“He's now running three heat and air crews. He's a successful businessman. Now, that is student success. If I had passed him that first time, there's no way, in my opinion, that he'd have been anywhere near what he is today. That's the pride that I took," Jones said.

As math department chair, he said he was pushed to hire more part-time instructors — sometimes ones who weren’t even living in the community but teaching online from another state.

“These guys are teaching 12 classes—who's gonna give them more time? And who knows our students better than our current faculty?
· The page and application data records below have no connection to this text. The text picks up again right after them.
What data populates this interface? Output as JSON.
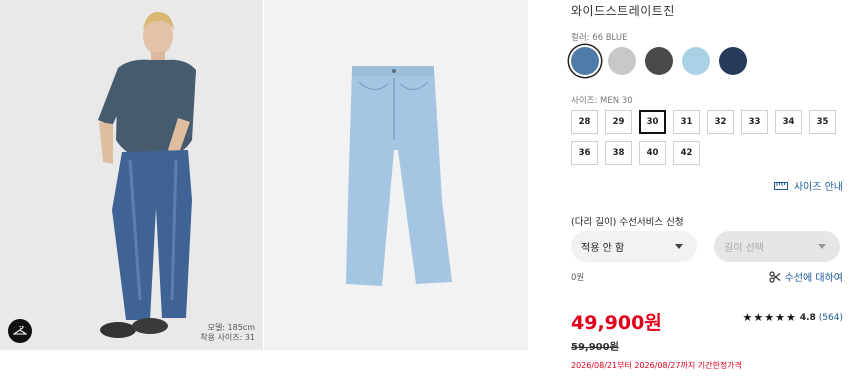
{
  "product": {
    "title": "와이드스트레이트진",
    "color_label": "컬러: 66 BLUE",
    "colors": [
      {
        "name": "blue",
        "hex": "#4e7ba8",
        "selected": true
      },
      {
        "name": "light-gray",
        "hex": "#c6c8c6"
      },
      {
        "name": "dark-gray",
        "hex": "#4a4a4a"
      },
      {
        "name": "light-blue",
        "hex": "#a9d1e6"
      },
      {
        "name": "navy",
        "hex": "#283a5c"
      }
    ],
    "size_label": "사이즈: MEN 30",
    "sizes": [
      "28",
      "29",
      "30",
      "31",
      "32",
      "33",
      "34",
      "35",
      "36",
      "38",
      "40",
      "42"
    ],
    "selected_size": "30",
    "size_guide": "사이즈 안내",
    "alteration": {
      "label": "(다리 길이) 수선서비스 신청",
      "option1": "적용 안 함",
      "option2": "길이 선택",
      "price": "0원",
      "about_link": "수선에 대하여"
    },
    "price": "49,900원",
    "original_price": "59,900원",
    "sale_period": "2026/08/21부터 2026/08/27까지 기간한정가격",
    "rating": {
      "stars": "★★★★★",
      "value": "4.8",
      "count": "(564)"
    }
  },
  "gallery": {
    "model_info_1": "모델: 185cm",
    "model_info_2": "착용 사이즈: 31"
  }
}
And if I have a problem, what can I do? I can walk down the hall,” Jones said.

However, Jones said he liked the flexibility online courses gave some working students, and said they were pushed to have more in-person classes for an odd reason.

“And going back to the traditional Monday, Wednesday, Friday classes, one of the reasons I heard one of the VPs, Vice President Brandon Guthrie, say in a meeting was, ‘Well, on Fridays, the coffee shop’s not doing enough business.’ And I'm like, ‘I don't really care what the coffee shop does,’ so I don't know what the situation was there," Jones said.

Hallingse said this account was “not accurate.” She said CFCC schedules are “designed to accommodate student convenience.”

Jones said it was difficult to go on record after retiring and didn’t make the decision lightly.

“I'm doing it for the right reason. I want the institution to be here for another 20 to 30 years, I want to be accredited, and I want students to come there, and there are great instructors here who can change their lives," he said.

Links and other reporting

Rachel is a graduate of UNCW's Master of Public Administration program, specializing in Urban and Regional Policy and Planning. She also received a Master of Education and two Bachelor of Arts degrees in Political Science and French Language & Literature from NC State University. She served as WHQR's News Fellow from 2017-2019. Contact her by email: rkeith@whqr.org or on Twitter @RachelKWHQR